from Mapua. I have used gold dust from there which is a very pale
yellow. This may be due to several metals alloyed with it, one being
silver, and another I know for sure is a very small amount of
platinum. It is very soft and easily worked; many locals have rings
made from it. You want some? Well build yourself a riffle box on a
plastic tube raft, (don’t forget the bit of fleece or carpet at the
end of the riffles); make a dredge from an old fire pump using a
Venturi system to suck up stuff from the bottom of the river to throw
small rocks on to the riffle box, stand hip deep in the swirling
river tending the junk gadgetry (watching for prowling Mines
Inspectors who will want to see your claim permit - which nobody ever
has!) Do this every day for a week, picking the ‘right’ places and
you may have enough gold for two decent pale rings. But don’t tell
the Inspectors I sent you.

Cheers for now,
JohnB of Mapua, Nelson NZ


#9

I think the “dumbest thing I’ve ever heard” was when I was running a
jewelry store in the British Virgin Islands in the Caribbean. A
cruise ship tourist commented to his wife while he was shopping in
our little island gallery, “Honey isn’t it strange that you don’t see
any out-of-state license plates here?”

V V
Artes Primitiv


#10

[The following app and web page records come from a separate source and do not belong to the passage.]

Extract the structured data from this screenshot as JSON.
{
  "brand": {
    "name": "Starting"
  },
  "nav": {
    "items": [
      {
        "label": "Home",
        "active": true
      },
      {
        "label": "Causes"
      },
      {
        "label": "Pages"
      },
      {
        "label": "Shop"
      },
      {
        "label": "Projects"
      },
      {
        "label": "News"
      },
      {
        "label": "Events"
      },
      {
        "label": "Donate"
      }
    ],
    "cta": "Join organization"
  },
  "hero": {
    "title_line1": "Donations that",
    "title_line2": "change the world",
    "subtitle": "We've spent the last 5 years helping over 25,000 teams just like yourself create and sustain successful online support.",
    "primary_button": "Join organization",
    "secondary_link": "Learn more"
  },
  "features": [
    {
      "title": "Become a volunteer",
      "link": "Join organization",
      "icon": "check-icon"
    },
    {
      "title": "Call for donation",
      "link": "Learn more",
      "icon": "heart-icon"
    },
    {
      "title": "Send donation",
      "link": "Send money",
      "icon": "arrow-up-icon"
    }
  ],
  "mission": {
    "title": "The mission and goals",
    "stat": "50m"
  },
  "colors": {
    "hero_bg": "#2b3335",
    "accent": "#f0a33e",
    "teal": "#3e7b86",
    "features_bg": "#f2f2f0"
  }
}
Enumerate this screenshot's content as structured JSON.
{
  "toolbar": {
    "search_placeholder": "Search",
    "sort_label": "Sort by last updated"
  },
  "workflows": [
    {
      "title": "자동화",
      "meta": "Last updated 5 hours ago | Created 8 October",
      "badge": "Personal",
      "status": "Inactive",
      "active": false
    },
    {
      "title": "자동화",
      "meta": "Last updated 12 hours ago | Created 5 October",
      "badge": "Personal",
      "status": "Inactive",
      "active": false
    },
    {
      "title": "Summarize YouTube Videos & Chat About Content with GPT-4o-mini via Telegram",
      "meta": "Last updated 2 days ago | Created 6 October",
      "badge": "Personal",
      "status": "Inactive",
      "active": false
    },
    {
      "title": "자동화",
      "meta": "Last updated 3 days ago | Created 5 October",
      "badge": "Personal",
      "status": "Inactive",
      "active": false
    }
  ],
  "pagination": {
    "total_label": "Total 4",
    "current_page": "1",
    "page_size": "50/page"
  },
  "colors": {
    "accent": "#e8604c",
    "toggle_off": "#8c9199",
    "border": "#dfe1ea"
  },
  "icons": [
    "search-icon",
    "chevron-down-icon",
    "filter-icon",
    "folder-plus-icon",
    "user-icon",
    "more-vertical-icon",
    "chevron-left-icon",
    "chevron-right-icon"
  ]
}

OK, here ya go, I was working as a mechanic on high end foreign cars,
a lady came in one day and asked if we had a 710 cap. she said it was
located on the top of the motor. Try as we could we could not find
any reference for a mg that called for a part number 710 or otherwise
so we asked her how it came to be lost. Well, She said she went to a
service station and the attendant said her car needed oil and next
thing she knew she got home and the oil light was on. we then asked
how she knew the part was a 710? She took out the Manuel and showed
then engine picture and sure enuff there was a part on top that said
oil! turn it around dyslexia! Still laughing about that one.

John


#11

Here’s another really dumb one: tourists who come in to the
desk in Zion National Park (southwestern Utah) and ask
me questions like “Can I walk to the North Rim (of the Grand
Canyon!!)”. Only if you’re ready to hike a couple hundred miles, over
some really rugged terrain!

Margaret


#12

While on the subject of stupid tourist questions, the most famous
one that comes to mind is when they ask, after stepping off a cruise
ship and seeing snow on the surrounding mountains, “What’s the
elevation here?”. Or, “Why don’t they hose off the glacier?=A0 It look=
s
dirty.”

More seriously, though, was the customer who told us that the store
up the street could “bleach” a yellow gold bracelet white.=A0 That’s
called “lying” and it’s not funny.

-BK in AK